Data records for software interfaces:
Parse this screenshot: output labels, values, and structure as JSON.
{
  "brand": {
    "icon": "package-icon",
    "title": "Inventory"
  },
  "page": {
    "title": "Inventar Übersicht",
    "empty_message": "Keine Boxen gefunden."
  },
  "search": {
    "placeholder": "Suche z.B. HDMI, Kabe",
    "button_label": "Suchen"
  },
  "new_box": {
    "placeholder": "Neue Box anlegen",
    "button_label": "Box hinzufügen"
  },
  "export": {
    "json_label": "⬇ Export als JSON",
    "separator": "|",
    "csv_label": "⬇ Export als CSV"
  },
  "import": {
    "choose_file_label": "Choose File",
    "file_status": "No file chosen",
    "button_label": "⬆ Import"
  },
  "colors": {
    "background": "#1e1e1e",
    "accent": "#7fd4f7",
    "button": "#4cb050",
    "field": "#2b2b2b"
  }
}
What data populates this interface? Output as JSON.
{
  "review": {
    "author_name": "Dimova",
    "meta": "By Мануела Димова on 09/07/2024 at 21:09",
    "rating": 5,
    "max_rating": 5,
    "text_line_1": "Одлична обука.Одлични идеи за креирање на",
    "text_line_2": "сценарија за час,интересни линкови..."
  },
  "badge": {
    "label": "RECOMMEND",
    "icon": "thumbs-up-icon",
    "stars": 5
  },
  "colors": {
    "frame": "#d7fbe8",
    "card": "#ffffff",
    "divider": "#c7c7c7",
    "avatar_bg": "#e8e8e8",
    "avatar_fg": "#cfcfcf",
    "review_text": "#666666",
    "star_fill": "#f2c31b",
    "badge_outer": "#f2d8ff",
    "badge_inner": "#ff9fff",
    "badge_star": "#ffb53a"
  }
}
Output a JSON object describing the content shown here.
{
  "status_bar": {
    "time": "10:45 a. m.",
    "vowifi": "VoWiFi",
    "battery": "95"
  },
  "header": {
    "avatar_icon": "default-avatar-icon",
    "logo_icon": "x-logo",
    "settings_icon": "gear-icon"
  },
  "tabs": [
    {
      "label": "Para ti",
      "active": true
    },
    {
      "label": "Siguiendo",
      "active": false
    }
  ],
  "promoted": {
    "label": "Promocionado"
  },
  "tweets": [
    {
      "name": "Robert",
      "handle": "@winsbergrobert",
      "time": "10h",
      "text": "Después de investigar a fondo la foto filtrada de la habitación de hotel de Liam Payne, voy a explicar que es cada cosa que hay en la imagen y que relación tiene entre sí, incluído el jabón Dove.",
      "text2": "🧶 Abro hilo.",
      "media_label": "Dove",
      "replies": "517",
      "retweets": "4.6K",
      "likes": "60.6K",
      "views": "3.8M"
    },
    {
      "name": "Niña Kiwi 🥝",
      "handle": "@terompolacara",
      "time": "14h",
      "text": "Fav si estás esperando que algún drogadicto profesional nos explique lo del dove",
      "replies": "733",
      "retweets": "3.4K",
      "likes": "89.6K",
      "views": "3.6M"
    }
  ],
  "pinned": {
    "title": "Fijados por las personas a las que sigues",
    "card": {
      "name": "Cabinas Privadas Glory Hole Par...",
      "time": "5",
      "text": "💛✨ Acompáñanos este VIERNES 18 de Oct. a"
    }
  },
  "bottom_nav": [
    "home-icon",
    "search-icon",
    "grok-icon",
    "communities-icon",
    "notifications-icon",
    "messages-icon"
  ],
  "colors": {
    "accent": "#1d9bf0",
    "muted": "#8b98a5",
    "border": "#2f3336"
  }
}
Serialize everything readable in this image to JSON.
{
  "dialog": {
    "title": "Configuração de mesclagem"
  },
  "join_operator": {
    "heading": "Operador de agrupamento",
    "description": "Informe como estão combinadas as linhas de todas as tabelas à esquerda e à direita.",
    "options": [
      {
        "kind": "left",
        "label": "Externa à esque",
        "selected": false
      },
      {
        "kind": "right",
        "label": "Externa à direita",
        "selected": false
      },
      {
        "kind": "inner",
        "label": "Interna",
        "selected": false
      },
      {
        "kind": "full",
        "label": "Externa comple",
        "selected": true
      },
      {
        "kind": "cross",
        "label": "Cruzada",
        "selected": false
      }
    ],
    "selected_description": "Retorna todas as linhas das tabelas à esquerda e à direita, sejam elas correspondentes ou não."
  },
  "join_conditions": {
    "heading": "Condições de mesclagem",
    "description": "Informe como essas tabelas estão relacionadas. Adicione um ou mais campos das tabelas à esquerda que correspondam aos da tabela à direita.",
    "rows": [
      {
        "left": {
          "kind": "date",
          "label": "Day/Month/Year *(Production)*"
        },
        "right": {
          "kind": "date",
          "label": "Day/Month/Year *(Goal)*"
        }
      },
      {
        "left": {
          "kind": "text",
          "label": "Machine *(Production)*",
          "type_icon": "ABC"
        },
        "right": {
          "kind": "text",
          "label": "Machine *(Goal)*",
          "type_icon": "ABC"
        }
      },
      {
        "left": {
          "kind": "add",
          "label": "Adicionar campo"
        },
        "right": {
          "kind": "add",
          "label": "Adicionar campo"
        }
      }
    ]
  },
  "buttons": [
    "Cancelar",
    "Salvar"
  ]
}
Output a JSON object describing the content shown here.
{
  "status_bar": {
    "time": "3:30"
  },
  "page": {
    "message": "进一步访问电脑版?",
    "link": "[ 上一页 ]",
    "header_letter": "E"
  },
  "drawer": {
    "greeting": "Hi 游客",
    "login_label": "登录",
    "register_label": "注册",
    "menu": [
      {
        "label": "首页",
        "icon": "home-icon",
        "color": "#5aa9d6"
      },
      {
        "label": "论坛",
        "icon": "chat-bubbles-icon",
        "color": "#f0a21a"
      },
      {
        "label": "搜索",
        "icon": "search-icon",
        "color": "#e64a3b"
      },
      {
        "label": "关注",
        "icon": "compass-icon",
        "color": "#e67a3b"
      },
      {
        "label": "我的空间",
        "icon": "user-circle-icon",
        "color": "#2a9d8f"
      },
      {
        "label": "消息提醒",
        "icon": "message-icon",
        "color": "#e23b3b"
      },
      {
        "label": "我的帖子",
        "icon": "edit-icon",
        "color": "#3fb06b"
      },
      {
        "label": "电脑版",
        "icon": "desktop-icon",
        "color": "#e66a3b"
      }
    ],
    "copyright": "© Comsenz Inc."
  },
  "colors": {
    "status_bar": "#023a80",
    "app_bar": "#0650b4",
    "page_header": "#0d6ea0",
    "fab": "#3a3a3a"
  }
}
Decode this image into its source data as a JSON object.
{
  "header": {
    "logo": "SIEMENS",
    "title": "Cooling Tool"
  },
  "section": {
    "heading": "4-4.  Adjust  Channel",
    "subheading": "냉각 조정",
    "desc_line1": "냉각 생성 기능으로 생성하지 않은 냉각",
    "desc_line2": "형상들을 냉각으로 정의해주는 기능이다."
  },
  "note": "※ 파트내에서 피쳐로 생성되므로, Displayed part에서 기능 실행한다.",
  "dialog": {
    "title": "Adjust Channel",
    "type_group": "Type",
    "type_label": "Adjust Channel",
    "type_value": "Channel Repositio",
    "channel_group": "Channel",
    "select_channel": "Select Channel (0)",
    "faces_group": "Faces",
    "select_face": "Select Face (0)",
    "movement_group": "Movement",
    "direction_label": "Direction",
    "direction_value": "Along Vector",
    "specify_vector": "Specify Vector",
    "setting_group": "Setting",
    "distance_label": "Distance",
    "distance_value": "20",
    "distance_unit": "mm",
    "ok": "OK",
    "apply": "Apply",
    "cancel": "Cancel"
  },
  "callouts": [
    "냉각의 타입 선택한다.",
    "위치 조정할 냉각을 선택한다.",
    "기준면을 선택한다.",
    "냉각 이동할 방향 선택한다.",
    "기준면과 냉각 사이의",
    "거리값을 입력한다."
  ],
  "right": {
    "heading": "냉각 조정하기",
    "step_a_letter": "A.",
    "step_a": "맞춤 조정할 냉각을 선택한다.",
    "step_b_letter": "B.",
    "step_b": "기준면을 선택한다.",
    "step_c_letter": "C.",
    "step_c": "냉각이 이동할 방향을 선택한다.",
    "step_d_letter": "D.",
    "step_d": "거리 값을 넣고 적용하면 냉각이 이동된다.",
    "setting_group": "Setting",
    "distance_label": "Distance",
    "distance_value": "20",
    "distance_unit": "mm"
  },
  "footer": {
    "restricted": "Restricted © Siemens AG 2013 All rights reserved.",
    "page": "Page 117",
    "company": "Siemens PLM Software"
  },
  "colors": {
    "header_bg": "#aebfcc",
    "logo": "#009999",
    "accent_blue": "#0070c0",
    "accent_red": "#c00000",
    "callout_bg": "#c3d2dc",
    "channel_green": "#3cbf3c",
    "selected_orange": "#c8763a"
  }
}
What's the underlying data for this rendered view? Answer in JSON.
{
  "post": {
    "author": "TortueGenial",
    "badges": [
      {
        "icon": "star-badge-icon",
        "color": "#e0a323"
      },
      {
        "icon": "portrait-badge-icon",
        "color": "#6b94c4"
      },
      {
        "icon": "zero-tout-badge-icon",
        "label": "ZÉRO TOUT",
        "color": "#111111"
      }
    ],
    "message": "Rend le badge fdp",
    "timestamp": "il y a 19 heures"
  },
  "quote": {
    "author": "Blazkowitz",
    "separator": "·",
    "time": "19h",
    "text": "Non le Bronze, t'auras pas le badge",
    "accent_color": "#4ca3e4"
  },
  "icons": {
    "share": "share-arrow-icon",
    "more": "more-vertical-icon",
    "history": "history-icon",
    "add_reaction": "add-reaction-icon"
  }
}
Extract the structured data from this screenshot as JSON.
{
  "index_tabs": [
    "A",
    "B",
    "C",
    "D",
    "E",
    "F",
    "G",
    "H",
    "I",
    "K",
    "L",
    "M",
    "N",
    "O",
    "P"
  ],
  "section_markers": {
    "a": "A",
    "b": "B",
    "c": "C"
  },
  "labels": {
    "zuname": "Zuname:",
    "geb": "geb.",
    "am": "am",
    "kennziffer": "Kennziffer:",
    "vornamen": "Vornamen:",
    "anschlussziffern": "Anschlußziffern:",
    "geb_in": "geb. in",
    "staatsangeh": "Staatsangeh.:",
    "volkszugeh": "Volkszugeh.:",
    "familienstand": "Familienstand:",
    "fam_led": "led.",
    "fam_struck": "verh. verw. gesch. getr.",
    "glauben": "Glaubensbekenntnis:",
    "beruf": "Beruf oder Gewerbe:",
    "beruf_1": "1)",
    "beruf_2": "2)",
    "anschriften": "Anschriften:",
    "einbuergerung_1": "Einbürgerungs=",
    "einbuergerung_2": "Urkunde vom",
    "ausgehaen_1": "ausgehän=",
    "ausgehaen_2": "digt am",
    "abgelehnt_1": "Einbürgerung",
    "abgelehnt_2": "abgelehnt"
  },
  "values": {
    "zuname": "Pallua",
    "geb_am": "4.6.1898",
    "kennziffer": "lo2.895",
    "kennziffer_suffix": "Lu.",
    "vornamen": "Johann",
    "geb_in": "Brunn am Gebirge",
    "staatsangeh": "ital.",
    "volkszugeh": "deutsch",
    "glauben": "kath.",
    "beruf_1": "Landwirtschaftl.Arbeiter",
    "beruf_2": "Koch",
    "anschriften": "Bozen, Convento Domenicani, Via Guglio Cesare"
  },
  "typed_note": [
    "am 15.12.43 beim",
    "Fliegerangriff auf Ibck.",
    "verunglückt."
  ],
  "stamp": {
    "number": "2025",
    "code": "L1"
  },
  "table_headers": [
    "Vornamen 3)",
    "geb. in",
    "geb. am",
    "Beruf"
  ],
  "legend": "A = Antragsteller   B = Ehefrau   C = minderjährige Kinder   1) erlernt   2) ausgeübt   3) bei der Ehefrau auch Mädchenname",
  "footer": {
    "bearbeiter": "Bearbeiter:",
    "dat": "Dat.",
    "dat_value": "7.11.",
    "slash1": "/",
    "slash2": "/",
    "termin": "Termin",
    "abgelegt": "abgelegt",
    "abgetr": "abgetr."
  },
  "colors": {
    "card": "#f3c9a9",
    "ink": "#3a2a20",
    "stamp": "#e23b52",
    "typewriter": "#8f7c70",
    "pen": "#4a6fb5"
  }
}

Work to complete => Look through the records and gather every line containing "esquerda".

Written response =>
    "description": "Informe como estão combinadas as linhas de todas as tabelas à esquerda e à direita.",
    "selected_description": "Retorna todas as linhas das tabelas à esquerda e à direita, sejam elas correspondentes ou não."
    "description": "Informe como essas tabelas estão relacionadas. Adicione um ou mais campos das tabelas à esquerda que correspondam aos da tabela à direita.",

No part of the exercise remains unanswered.